§ EXERCISE AIM: In the records that follow, find each line with the word "Store" and copy it.

§ DATA EXCERPTS:

########

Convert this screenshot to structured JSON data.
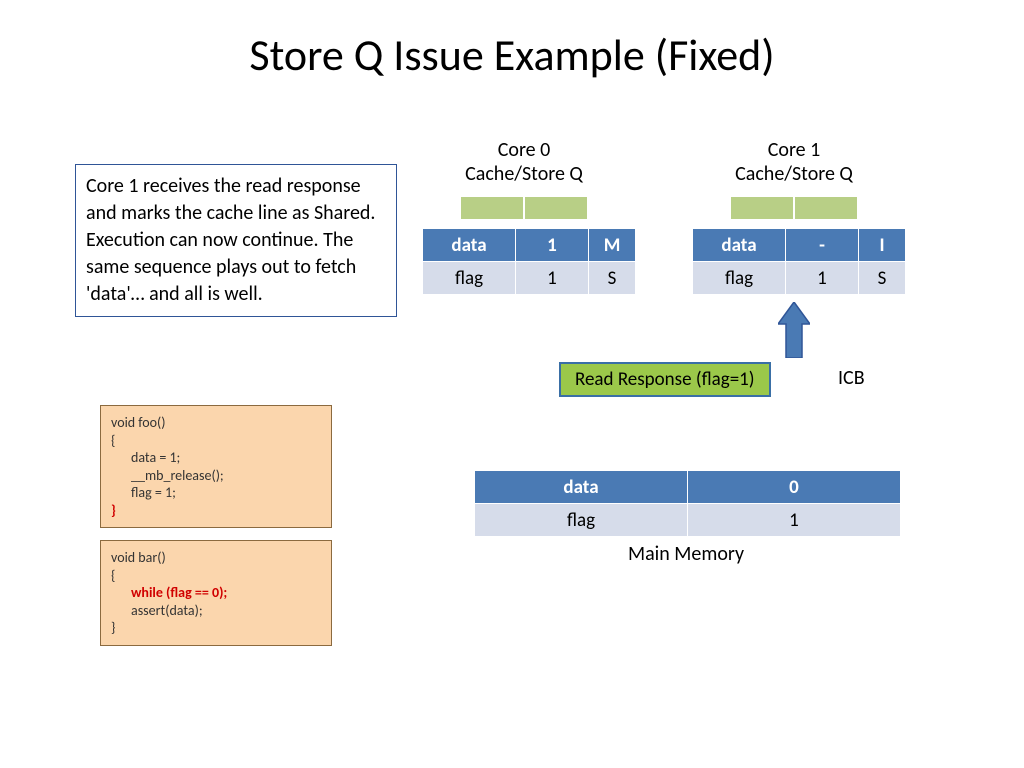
{
  "title": "Store Q Issue Example (Fixed)",
  "description": "Core 1 receives the read response and marks the cache line as Shared.\nExecution can now continue. The same sequence plays out to fetch 'data'… and all is well.",
  "core0": {
    "label": "Core 0\nCache/Store Q",
    "row1": {
      "name": "data",
      "val": "1",
      "state": "M"
    },
    "row2": {
      "name": "flag",
      "val": "1",
      "state": "S"
    }
  },
  "core1": {
    "label": "Core 1\nCache/Store Q",
    "row1": {
      "name": "data",
      "val": "-",
      "state": "I"
    },
    "row2": {
      "name": "flag",
      "val": "1",
      "state": "S"
    }
  },
  "read_response": "Read Response (flag=1)",
  "icb": "ICB",
  "main_memory": {
    "label": "Main Memory",
    "row1": {
      "name": "data",
      "val": "0"
    },
    "row2": {
      "name": "flag",
      "val": "1"
    }
  },
  "code_foo": {
    "l1": "void foo()",
    "l2": "{",
    "l3": "data = 1;",
    "l4": "__mb_release();",
    "l5": "flag = 1;",
    "l6": "}"
  },
  "code_bar": {
    "l1": "void bar()",
    "l2": "{",
    "l3": "while (flag == 0);",
    "l4": "assert(data);",
    "l5": "}"
  }
}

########

§ RESPONSE:
  "title": "Store Q Issue Example (Fixed)",
    "label": "Core 0\nCache/Store Q",
    "label": "Core 1\nCache/Store Q",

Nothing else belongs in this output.